[Opening AVAILABLE DATA section]

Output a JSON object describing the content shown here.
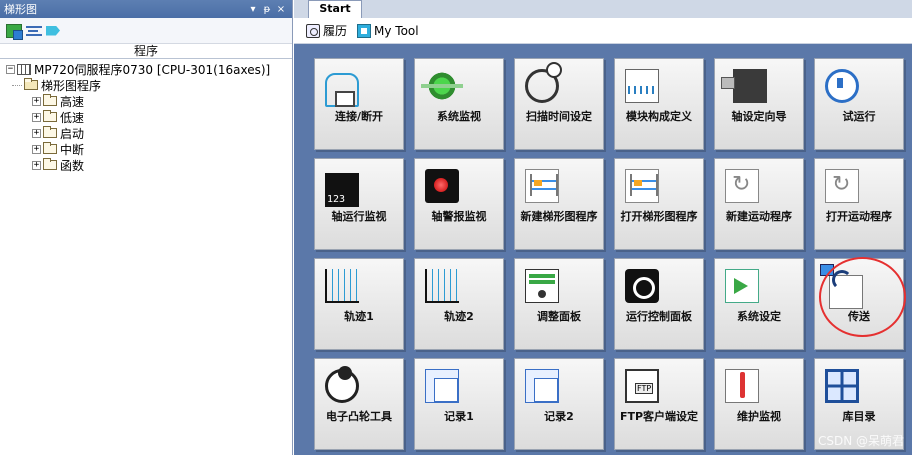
{
  "left_panel": {
    "title": "梯形图",
    "title_buttons": [
      "▾",
      "ᵽ",
      "×"
    ],
    "column_header": "程序",
    "tree": {
      "root": "MP720伺服程序0730 [CPU-301(16axes)]",
      "child": "梯形图程序",
      "items": [
        "高速",
        "低速",
        "启动",
        "中断",
        "函数"
      ]
    }
  },
  "tabs": [
    {
      "label": "Start"
    }
  ],
  "toolbar": {
    "history_label": "履历",
    "mytool_label": "My Tool"
  },
  "tiles": [
    {
      "label": "连接/断开",
      "icon": "connect-icon"
    },
    {
      "label": "系统监视",
      "icon": "system-monitor-icon"
    },
    {
      "label": "扫描时间设定",
      "icon": "scan-time-icon"
    },
    {
      "label": "模块构成定义",
      "icon": "module-config-icon"
    },
    {
      "label": "轴设定向导",
      "icon": "axis-setup-icon"
    },
    {
      "label": "试运行",
      "icon": "trial-run-icon"
    },
    {
      "label": "轴运行监视",
      "icon": "axis-monitor-icon"
    },
    {
      "label": "轴警报监视",
      "icon": "axis-alarm-icon"
    },
    {
      "label": "新建梯形图程序",
      "icon": "new-ladder-icon"
    },
    {
      "label": "打开梯形图程序",
      "icon": "open-ladder-icon"
    },
    {
      "label": "新建运动程序",
      "icon": "new-motion-icon"
    },
    {
      "label": "打开运动程序",
      "icon": "open-motion-icon"
    },
    {
      "label": "轨迹1",
      "icon": "trace-icon"
    },
    {
      "label": "轨迹2",
      "icon": "trace-icon"
    },
    {
      "label": "调整面板",
      "icon": "tuning-panel-icon"
    },
    {
      "label": "运行控制面板",
      "icon": "control-panel-icon"
    },
    {
      "label": "系统设定",
      "icon": "system-settings-icon"
    },
    {
      "label": "传送",
      "icon": "transfer-icon"
    },
    {
      "label": "电子凸轮工具",
      "icon": "cam-tool-icon"
    },
    {
      "label": "记录1",
      "icon": "record-icon"
    },
    {
      "label": "记录2",
      "icon": "record-icon"
    },
    {
      "label": "FTP客户端设定",
      "icon": "ftp-icon"
    },
    {
      "label": "维护监视",
      "icon": "maintenance-icon"
    },
    {
      "label": "库目录",
      "icon": "library-icon"
    }
  ],
  "watermark": "CSDN @呆萌君",
  "colors": {
    "workspace_bg": "#5b78a9",
    "highlight_circle": "#e53030"
  }
}
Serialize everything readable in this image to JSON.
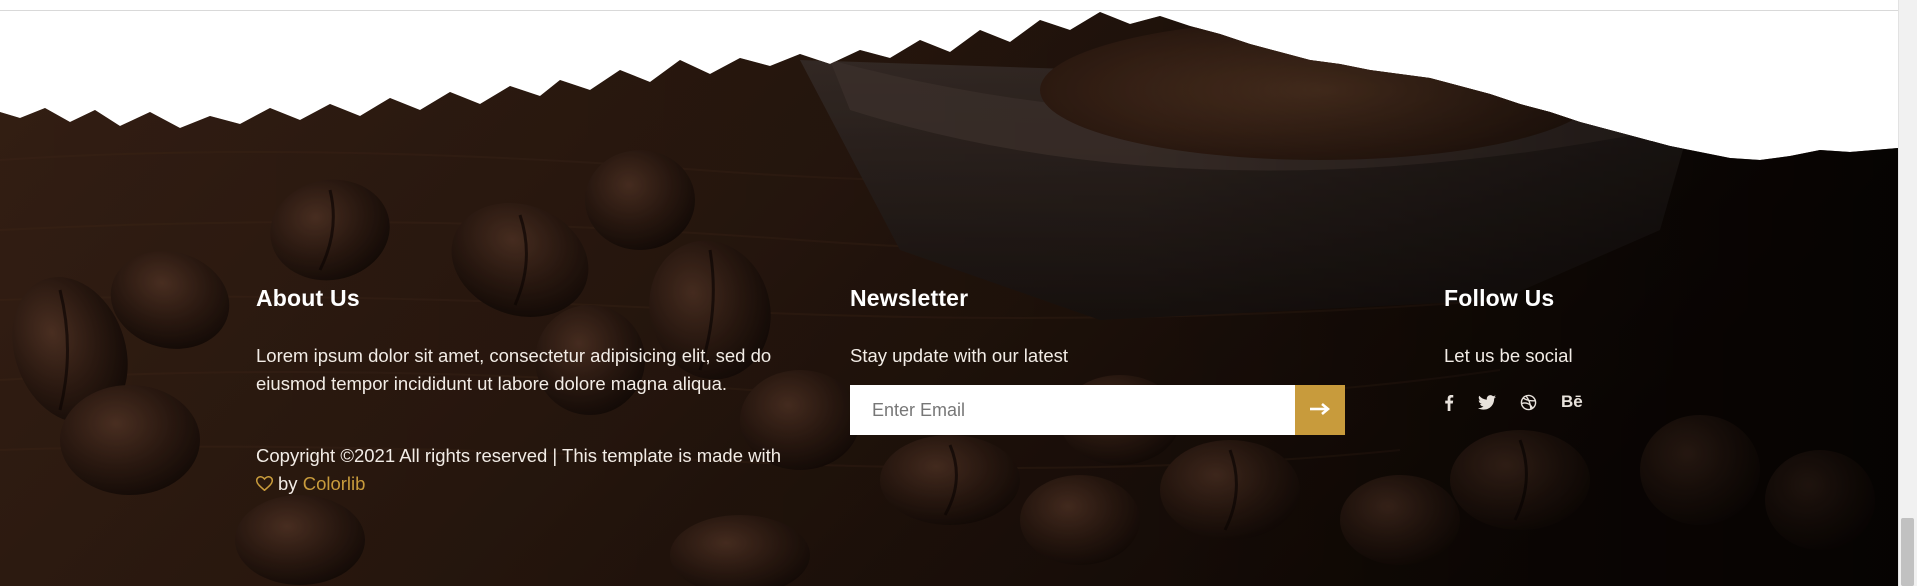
{
  "about": {
    "heading": "About Us",
    "text": "Lorem ipsum dolor sit amet, consectetur adipisicing elit, sed do eiusmod tempor incididunt ut labore dolore magna aliqua.",
    "copyright_prefix": "Copyright ©2021 All rights reserved | This template is made with",
    "by": "by",
    "brand": "Colorlib"
  },
  "newsletter": {
    "heading": "Newsletter",
    "text": "Stay update with our latest",
    "placeholder": "Enter Email"
  },
  "follow": {
    "heading": "Follow Us",
    "text": "Let us be social",
    "social_icons": [
      "facebook-icon",
      "twitter-icon",
      "dribbble-icon",
      "behance-icon"
    ],
    "behance_label": "Bē"
  },
  "colors": {
    "accent": "#c89b3c",
    "text": "#ffffff",
    "background": "#2a1a10"
  }
}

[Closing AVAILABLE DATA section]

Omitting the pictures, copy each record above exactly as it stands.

Output a JSON object describing the content shown here.
{
  "left_panel": {
    "title": "梯形图",
    "title_buttons": [
      "▾",
      "ᵽ",
      "×"
    ],
    "column_header": "程序",
    "tree": {
      "root": "MP720伺服程序0730 [CPU-301(16axes)]",
      "child": "梯形图程序",
      "items": [
        "高速",
        "低速",
        "启动",
        "中断",
        "函数"
      ]
    }
  },
  "tabs": [
    {
      "label": "Start"
    }
  ],
  "toolbar": {
    "history_label": "履历",
    "mytool_label": "My Tool"
  },
  "tiles": [
    {
      "label": "连接/断开",
      "icon": "connect-icon"
    },
    {
      "label": "系统监视",
      "icon": "system-monitor-icon"
    },
    {
      "label": "扫描时间设定",
      "icon": "scan-time-icon"
    },
    {
      "label": "模块构成定义",
      "icon": "module-config-icon"
    },
    {
      "label": "轴设定向导",
      "icon": "axis-setup-icon"
    },
    {
      "label": "试运行",
      "icon": "trial-run-icon"
    },
    {
      "label": "轴运行监视",
      "icon": "axis-monitor-icon"
    },
    {
      "label": "轴警报监视",
      "icon": "axis-alarm-icon"
    },
    {
      "label": "新建梯形图程序",
      "icon": "new-ladder-icon"
    },
    {
      "label": "打开梯形图程序",
      "icon": "open-ladder-icon"
    },
    {
      "label": "新建运动程序",
      "icon": "new-motion-icon"
    },
    {
      "label": "打开运动程序",
      "icon": "open-motion-icon"
    },
    {
      "label": "轨迹1",
      "icon": "trace-icon"
    },
    {
      "label": "轨迹2",
      "icon": "trace-icon"
    },
    {
      "label": "调整面板",
      "icon": "tuning-panel-icon"
    },
    {
      "label": "运行控制面板",
      "icon": "control-panel-icon"
    },
    {
      "label": "系统设定",
      "icon": "system-settings-icon"
    },
    {
      "label": "传送",
      "icon": "transfer-icon"
    },
    {
      "label": "电子凸轮工具",
      "icon": "cam-tool-icon"
    },
    {
      "label": "记录1",
      "icon": "record-icon"
    },
    {
      "label": "记录2",
      "icon": "record-icon"
    },
    {
      "label": "FTP客户端设定",
      "icon": "ftp-icon"
    },
    {
      "label": "维护监视",
      "icon": "maintenance-icon"
    },
    {
      "label": "库目录",
      "icon": "library-icon"
    }
  ],
  "watermark": "CSDN @呆萌君",
  "colors": {
    "workspace_bg": "#5b78a9",
    "highlight_circle": "#e53030"
  }
}
Serialize everything readable in this image to JSON.
{
  "about": {
    "heading": "About Us",
    "text": "Lorem ipsum dolor sit amet, consectetur adipisicing elit, sed do eiusmod tempor incididunt ut labore dolore magna aliqua.",
    "copyright_prefix": "Copyright ©2021 All rights reserved | This template is made with",
    "by": "by",
    "brand": "Colorlib"
  },
  "newsletter": {
    "heading": "Newsletter",
    "text": "Stay update with our latest",
    "placeholder": "Enter Email"
  },
  "follow": {
    "heading": "Follow Us",
    "text": "Let us be social",
    "social_icons": [
      "facebook-icon",
      "twitter-icon",
      "dribbble-icon",
      "behance-icon"
    ],
    "behance_label": "Bē"
  },
  "colors": {
    "accent": "#c89b3c",
    "text": "#ffffff",
    "background": "#2a1a10"
  }
}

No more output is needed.